Task directions =>
Drop the pictures, then extract the listing word for word.

Records for this task =>
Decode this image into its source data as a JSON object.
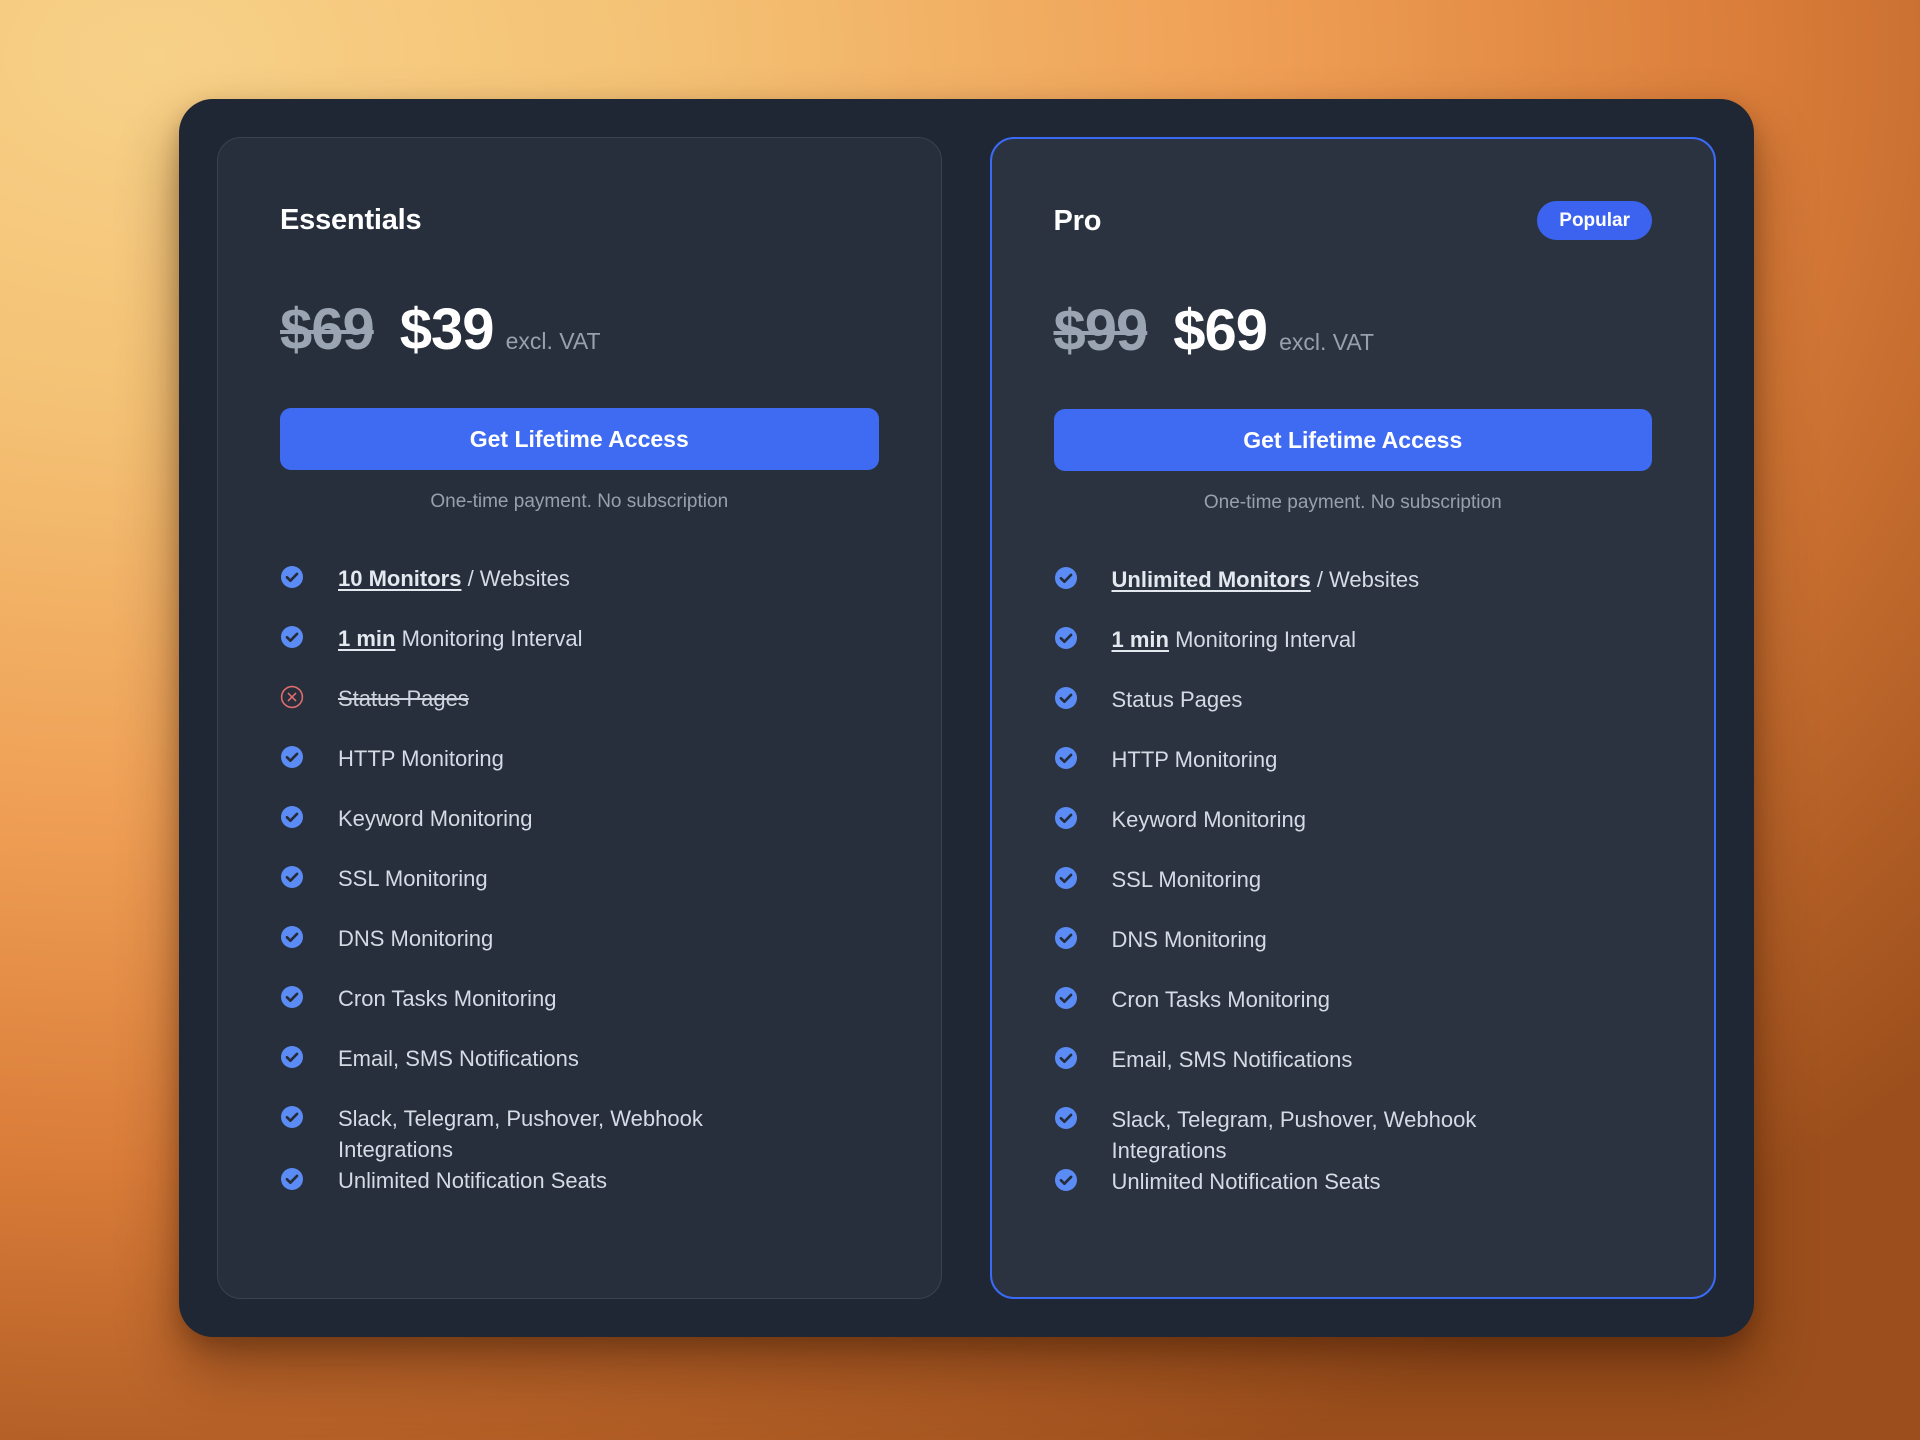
{
  "theme": {
    "accent": "#3f6bf3",
    "badge_bg": "#3b63f0",
    "card_bg": "#28313e",
    "shell_bg": "#1e2733",
    "check_color": "#5b8cf5",
    "cross_color": "#e06c6c",
    "text_primary": "#ffffff",
    "text_body": "#d5dbe4",
    "text_muted": "#97a1ae",
    "bg_gradient_from": "#f7d188",
    "bg_gradient_to": "#9c4f1c"
  },
  "plans": [
    {
      "name": "Essentials",
      "badge": null,
      "price_old": "$69",
      "price_new": "$39",
      "vat_note": "excl. VAT",
      "cta_label": "Get Lifetime Access",
      "cta_note": "One-time payment. No subscription",
      "features": [
        {
          "icon": "check-icon",
          "included": true,
          "highlight": "10 Monitors",
          "rest": " / Websites"
        },
        {
          "icon": "check-icon",
          "included": true,
          "highlight": "1 min",
          "rest": " Monitoring Interval"
        },
        {
          "icon": "cross-icon",
          "included": false,
          "highlight": null,
          "rest": "Status Pages"
        },
        {
          "icon": "check-icon",
          "included": true,
          "highlight": null,
          "rest": "HTTP Monitoring"
        },
        {
          "icon": "check-icon",
          "included": true,
          "highlight": null,
          "rest": "Keyword Monitoring"
        },
        {
          "icon": "check-icon",
          "included": true,
          "highlight": null,
          "rest": "SSL Monitoring"
        },
        {
          "icon": "check-icon",
          "included": true,
          "highlight": null,
          "rest": "DNS Monitoring"
        },
        {
          "icon": "check-icon",
          "included": true,
          "highlight": null,
          "rest": "Cron Tasks Monitoring"
        },
        {
          "icon": "check-icon",
          "included": true,
          "highlight": null,
          "rest": "Email, SMS Notifications"
        },
        {
          "icon": "check-icon",
          "included": true,
          "highlight": null,
          "rest": "Slack, Telegram, Pushover, Webhook Integrations"
        },
        {
          "icon": "check-icon",
          "included": true,
          "highlight": null,
          "rest": "Unlimited Notification Seats"
        }
      ]
    },
    {
      "name": "Pro",
      "badge": "Popular",
      "price_old": "$99",
      "price_new": "$69",
      "vat_note": "excl. VAT",
      "cta_label": "Get Lifetime Access",
      "cta_note": "One-time payment. No subscription",
      "features": [
        {
          "icon": "check-icon",
          "included": true,
          "highlight": "Unlimited Monitors",
          "rest": " / Websites"
        },
        {
          "icon": "check-icon",
          "included": true,
          "highlight": "1 min",
          "rest": " Monitoring Interval"
        },
        {
          "icon": "check-icon",
          "included": true,
          "highlight": null,
          "rest": "Status Pages"
        },
        {
          "icon": "check-icon",
          "included": true,
          "highlight": null,
          "rest": "HTTP Monitoring"
        },
        {
          "icon": "check-icon",
          "included": true,
          "highlight": null,
          "rest": "Keyword Monitoring"
        },
        {
          "icon": "check-icon",
          "included": true,
          "highlight": null,
          "rest": "SSL Monitoring"
        },
        {
          "icon": "check-icon",
          "included": true,
          "highlight": null,
          "rest": "DNS Monitoring"
        },
        {
          "icon": "check-icon",
          "included": true,
          "highlight": null,
          "rest": "Cron Tasks Monitoring"
        },
        {
          "icon": "check-icon",
          "included": true,
          "highlight": null,
          "rest": "Email, SMS Notifications"
        },
        {
          "icon": "check-icon",
          "included": true,
          "highlight": null,
          "rest": "Slack, Telegram, Pushover, Webhook Integrations"
        },
        {
          "icon": "check-icon",
          "included": true,
          "highlight": null,
          "rest": "Unlimited Notification Seats"
        }
      ]
    }
  ]
}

Answer area =>
Decode this image into its source data as a JSON object.
{
  "theme": {
    "accent": "#3f6bf3",
    "badge_bg": "#3b63f0",
    "card_bg": "#28313e",
    "shell_bg": "#1e2733",
    "check_color": "#5b8cf5",
    "cross_color": "#e06c6c",
    "text_primary": "#ffffff",
    "text_body": "#d5dbe4",
    "text_muted": "#97a1ae",
    "bg_gradient_from": "#f7d188",
    "bg_gradient_to": "#9c4f1c"
  },
  "plans": [
    {
      "name": "Essentials",
      "badge": null,
      "price_old": "$69",
      "price_new": "$39",
      "vat_note": "excl. VAT",
      "cta_label": "Get Lifetime Access",
      "cta_note": "One-time payment. No subscription",
      "features": [
        {
          "icon": "check-icon",
          "included": true,
          "highlight": "10 Monitors",
          "rest": " / Websites"
        },
        {
          "icon": "check-icon",
          "included": true,
          "highlight": "1 min",
          "rest": " Monitoring Interval"
        },
        {
          "icon": "cross-icon",
          "included": false,
          "highlight": null,
          "rest": "Status Pages"
        },
        {
          "icon": "check-icon",
          "included": true,
          "highlight": null,
          "rest": "HTTP Monitoring"
        },
        {
          "icon": "check-icon",
          "included": true,
          "highlight": null,
          "rest": "Keyword Monitoring"
        },
        {
          "icon": "check-icon",
          "included": true,
          "highlight": null,
          "rest": "SSL Monitoring"
        },
        {
          "icon": "check-icon",
          "included": true,
          "highlight": null,
          "rest": "DNS Monitoring"
        },
        {
          "icon": "check-icon",
          "included": true,
          "highlight": null,
          "rest": "Cron Tasks Monitoring"
        },
        {
          "icon": "check-icon",
          "included": true,
          "highlight": null,
          "rest": "Email, SMS Notifications"
        },
        {
          "icon": "check-icon",
          "included": true,
          "highlight": null,
          "rest": "Slack, Telegram, Pushover, Webhook Integrations"
        },
        {
          "icon": "check-icon",
          "included": true,
          "highlight": null,
          "rest": "Unlimited Notification Seats"
        }
      ]
    },
    {
      "name": "Pro",
      "badge": "Popular",
      "price_old": "$99",
      "price_new": "$69",
      "vat_note": "excl. VAT",
      "cta_label": "Get Lifetime Access",
      "cta_note": "One-time payment. No subscription",
      "features": [
        {
          "icon": "check-icon",
          "included": true,
          "highlight": "Unlimited Monitors",
          "rest": " / Websites"
        },
        {
          "icon": "check-icon",
          "included": true,
          "highlight": "1 min",
          "rest": " Monitoring Interval"
        },
        {
          "icon": "check-icon",
          "included": true,
          "highlight": null,
          "rest": "Status Pages"
        },
        {
          "icon": "check-icon",
          "included": true,
          "highlight": null,
          "rest": "HTTP Monitoring"
        },
        {
          "icon": "check-icon",
          "included": true,
          "highlight": null,
          "rest": "Keyword Monitoring"
        },
        {
          "icon": "check-icon",
          "included": true,
          "highlight": null,
          "rest": "SSL Monitoring"
        },
        {
          "icon": "check-icon",
          "included": true,
          "highlight": null,
          "rest": "DNS Monitoring"
        },
        {
          "icon": "check-icon",
          "included": true,
          "highlight": null,
          "rest": "Cron Tasks Monitoring"
        },
        {
          "icon": "check-icon",
          "included": true,
          "highlight": null,
          "rest": "Email, SMS Notifications"
        },
        {
          "icon": "check-icon",
          "included": true,
          "highlight": null,
          "rest": "Slack, Telegram, Pushover, Webhook Integrations"
        },
        {
          "icon": "check-icon",
          "included": true,
          "highlight": null,
          "rest": "Unlimited Notification Seats"
        }
      ]
    }
  ]
}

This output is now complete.